* Web page and app entries

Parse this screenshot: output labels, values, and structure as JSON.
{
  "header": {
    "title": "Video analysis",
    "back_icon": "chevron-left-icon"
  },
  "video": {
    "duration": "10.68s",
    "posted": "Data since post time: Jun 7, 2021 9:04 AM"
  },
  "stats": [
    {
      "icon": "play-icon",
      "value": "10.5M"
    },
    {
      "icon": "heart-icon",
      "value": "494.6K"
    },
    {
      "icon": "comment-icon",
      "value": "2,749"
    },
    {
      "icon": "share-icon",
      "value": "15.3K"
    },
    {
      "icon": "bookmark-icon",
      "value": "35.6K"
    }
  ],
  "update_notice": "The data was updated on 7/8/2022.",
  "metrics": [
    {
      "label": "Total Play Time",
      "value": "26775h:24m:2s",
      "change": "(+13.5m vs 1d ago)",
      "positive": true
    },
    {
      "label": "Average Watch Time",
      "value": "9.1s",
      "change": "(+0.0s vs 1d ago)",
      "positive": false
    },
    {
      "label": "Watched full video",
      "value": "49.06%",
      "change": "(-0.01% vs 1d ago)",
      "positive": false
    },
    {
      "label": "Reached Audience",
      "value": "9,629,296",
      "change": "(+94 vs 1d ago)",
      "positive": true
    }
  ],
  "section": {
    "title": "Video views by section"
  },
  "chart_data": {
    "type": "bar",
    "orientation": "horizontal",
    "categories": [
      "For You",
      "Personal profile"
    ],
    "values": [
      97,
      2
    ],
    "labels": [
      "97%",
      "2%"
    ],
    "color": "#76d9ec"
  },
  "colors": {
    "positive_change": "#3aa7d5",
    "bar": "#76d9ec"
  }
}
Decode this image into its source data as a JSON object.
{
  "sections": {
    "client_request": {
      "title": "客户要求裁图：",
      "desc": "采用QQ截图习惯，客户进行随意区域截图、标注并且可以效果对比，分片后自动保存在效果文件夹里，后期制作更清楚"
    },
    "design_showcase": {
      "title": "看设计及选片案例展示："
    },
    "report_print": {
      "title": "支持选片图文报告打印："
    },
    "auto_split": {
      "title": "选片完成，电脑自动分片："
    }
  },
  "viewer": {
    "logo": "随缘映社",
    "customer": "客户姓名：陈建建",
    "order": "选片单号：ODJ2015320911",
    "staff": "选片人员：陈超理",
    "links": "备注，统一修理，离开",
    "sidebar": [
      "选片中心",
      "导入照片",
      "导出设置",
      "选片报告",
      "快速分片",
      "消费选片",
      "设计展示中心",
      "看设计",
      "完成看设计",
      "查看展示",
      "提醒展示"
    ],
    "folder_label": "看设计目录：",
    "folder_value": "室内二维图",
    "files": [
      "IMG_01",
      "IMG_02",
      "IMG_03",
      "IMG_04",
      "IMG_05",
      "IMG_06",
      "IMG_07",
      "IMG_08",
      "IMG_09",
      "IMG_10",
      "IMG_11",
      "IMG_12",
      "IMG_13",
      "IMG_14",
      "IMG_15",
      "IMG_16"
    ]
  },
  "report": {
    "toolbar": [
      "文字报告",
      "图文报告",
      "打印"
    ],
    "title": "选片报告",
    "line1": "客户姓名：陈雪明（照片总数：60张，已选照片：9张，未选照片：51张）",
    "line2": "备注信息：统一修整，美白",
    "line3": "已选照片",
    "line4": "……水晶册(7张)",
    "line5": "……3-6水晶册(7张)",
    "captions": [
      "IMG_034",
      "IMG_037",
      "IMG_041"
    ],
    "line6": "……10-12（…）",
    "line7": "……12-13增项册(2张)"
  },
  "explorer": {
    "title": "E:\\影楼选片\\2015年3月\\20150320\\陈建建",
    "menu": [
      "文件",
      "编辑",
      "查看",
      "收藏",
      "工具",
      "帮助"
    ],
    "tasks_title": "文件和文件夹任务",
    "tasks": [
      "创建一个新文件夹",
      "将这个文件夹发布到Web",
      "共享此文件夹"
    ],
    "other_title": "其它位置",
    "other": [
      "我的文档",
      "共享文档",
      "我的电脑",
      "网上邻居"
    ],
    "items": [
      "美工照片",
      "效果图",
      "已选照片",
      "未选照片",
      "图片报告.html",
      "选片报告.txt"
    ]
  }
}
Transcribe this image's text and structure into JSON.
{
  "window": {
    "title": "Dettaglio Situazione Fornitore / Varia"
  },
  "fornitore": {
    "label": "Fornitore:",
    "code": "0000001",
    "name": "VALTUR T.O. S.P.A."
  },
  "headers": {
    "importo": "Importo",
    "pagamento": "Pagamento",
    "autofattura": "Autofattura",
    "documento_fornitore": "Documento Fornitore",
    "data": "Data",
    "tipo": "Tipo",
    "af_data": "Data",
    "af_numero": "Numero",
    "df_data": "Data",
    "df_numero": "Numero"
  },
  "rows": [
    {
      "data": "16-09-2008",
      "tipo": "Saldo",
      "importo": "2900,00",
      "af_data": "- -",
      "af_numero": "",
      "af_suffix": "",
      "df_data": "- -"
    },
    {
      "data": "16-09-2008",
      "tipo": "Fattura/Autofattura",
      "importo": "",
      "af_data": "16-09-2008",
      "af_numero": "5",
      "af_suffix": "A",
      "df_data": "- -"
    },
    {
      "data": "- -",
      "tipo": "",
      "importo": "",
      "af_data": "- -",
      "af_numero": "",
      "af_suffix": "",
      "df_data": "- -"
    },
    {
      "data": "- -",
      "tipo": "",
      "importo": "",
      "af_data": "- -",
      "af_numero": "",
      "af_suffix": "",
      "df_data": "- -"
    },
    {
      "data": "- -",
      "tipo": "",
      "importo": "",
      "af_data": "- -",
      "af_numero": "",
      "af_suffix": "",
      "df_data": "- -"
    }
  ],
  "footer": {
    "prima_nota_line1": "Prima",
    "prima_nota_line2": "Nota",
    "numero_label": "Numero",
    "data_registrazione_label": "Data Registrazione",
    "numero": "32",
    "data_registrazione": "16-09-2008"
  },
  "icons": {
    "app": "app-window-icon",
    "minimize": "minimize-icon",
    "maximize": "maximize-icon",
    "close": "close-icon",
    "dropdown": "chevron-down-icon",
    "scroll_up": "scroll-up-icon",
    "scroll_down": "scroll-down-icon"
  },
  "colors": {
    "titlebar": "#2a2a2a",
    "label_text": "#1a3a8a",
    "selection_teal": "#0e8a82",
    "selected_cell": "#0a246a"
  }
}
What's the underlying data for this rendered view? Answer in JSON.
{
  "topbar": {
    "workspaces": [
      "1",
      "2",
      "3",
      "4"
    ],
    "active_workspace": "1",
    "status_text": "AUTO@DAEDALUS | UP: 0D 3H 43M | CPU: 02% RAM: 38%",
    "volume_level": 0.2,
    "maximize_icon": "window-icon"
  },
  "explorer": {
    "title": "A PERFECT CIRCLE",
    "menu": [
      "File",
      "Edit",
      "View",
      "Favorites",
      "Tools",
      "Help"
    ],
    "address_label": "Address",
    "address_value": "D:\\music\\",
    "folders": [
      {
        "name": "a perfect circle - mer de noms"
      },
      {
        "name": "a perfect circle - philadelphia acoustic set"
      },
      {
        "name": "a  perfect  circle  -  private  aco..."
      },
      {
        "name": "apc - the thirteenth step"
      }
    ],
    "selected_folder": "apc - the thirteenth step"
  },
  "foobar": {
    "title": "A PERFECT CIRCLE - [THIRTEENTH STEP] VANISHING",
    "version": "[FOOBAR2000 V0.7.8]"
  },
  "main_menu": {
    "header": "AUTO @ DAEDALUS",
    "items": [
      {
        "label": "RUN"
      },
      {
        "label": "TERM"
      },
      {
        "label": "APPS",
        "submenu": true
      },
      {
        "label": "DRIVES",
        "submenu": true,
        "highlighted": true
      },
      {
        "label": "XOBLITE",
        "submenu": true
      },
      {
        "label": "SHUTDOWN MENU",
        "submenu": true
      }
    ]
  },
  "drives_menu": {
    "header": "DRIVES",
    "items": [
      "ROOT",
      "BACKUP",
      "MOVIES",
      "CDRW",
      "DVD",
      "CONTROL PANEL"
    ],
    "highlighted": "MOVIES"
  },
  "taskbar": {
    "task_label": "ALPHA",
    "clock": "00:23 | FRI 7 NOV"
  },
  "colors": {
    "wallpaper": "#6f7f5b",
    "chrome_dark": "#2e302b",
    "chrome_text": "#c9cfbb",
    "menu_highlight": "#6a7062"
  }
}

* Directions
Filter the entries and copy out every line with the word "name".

* Output of the exercise
    "name": "VALTUR T.O. S.P.A."
        "name": "a perfect circle - mer de noms"
        "name": "a perfect circle - philadelphia acoustic set"
        "name": "a  perfect  circle  -  private  aco..."
        "name": "apc - the thirteenth step"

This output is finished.